|No marking yet, but look at that top and the glasses!|
First full day back with actual teaching taking place today. Of course I am losing my voice and totally shattered. No worries, it is always thus. I have thoughts on poetry to share, but lack the time and inclination to type them all up now. Suffice to say that I found the title of the poem that my father showed me (The Way Things Are) and the poem referred to by my good friend in the last post (This Be The Verse) and did some digging on the authors and their meanings in the poems. It was illuminating. I do, as a consequence, need to speak to my father about it though.

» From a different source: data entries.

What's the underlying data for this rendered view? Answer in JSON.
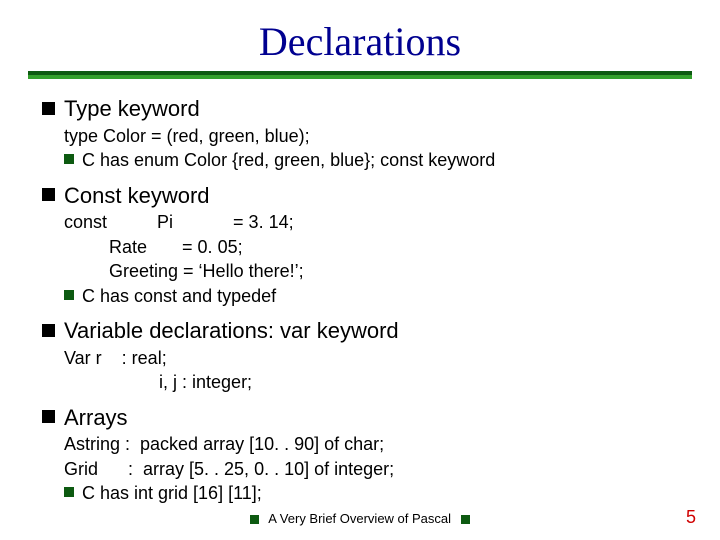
{
  "title": "Declarations",
  "bullets": {
    "b1": {
      "heading": "Type keyword",
      "line1": "type Color = (red, green, blue);",
      "sub1": "C has  enum Color {red, green, blue}; const keyword"
    },
    "b2": {
      "heading": "Const keyword",
      "line1": "const          Pi            = 3. 14;",
      "line2": "         Rate       = 0. 05;",
      "line3": "         Greeting = ‘Hello there!’;",
      "sub1": "C has const and typedef"
    },
    "b3": {
      "heading": "Variable declarations:  var keyword",
      "line1": "Var r    : real;",
      "line2": "                   i, j : integer;"
    },
    "b4": {
      "heading": "Arrays",
      "line1": "Astring :  packed array [10. . 90] of char;",
      "line2": "Grid      :  array [5. . 25, 0. . 10] of integer;",
      "sub1": "C has int grid [16] [11];"
    }
  },
  "footer": "A Very Brief Overview of Pascal",
  "page": "5"
}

Also, dice games. On the Haven one of my favourite parts of the Forums is the section on Dice Games. I think I may have spoken of this before. Well, part way through the recent holiday season I started putting one together. It remains unfinished but I hope to share that here at some point before the eventual heat death of the Universe. Also, in a similar vein, I was struck by an old idea that I wrote when I was around eleven. I have spoken of that before: Boy to Girl. It was a story in which the protagonist wakes up in the body of a girl having been a boy and responds to life thus changed, all the while not knowing why or how the switch has taken place. Apart from being heavily influenced in tone by Quantum Leap and my own school experiences it is notable for being bilge in terms of reactions. Tellingly, there is no examination of the physical changes or clothing, instead there is much that suggests that eleven year old me saw no difference in friendship dynamics between girls and boys. The girl characters are all human beings and, apart from being girls, are largely indistinguishable from male characters in other attempts at writing contiguously from the period in question. The main focus of the story was the masculinity used to silence enemies and critics within the story, as being unexpected, and revolves around (I shit ye not) understanding and fascination with the First World War. That's... it. Eleven year old me clearly thought that masculinity stemmed from study of and fascination with the First World War - like knowing facts and figures - along with revealing this information in a low, threatening, snarl and aggressive body-language. So... not actually a typically masculine thing.
However, I did get to thinking that maybe I could noodle about with that again and offer a more mature perspective on it. Mainly on what exactly would be transferred in such a switch and what would make the biggest changes. I think the lack of introspection on physical aspects and clothing, for an eleven year old, may well have been accurate and interesting. The complete lack of sexual overtones was also something that seemed to resonate in my much older brain as I remembered it. What brought it to mind in the first place, by the bye, was the family of the girl with whom the boy switched (neither were ever named) - the father was the one who took the girl to school, who saw her off and said nice things (but with no 'typical' female pet-names used at all, nor particular terms of endearment) and thus being not at all like my father. Mind you, it was to a boarding school so... I don't know. And the mother, who, in the story, was emotional and readable and strangely absent in person despite being a clear influence in the 'home life' section that served as prologue to the girl body that the boy had switched into (she woke the girl up from behind the bedroom door, provided breakfast but was not in the kitchen when the character arrived and called out as the father took the girl to the car). These depictions of familial love and situation were the mirror of my own life (and that may have been deliberate on some level).
I no longer have a copy of the story, but remember these details as they were 'important' it would appear. It seemed fitting when reviewing the recent trip to my father.
I also totally missed the Pet Shop Boys signal in the sky from Dee, I am losing my touch and may have to turn in my Extra Benefits Fangirl card!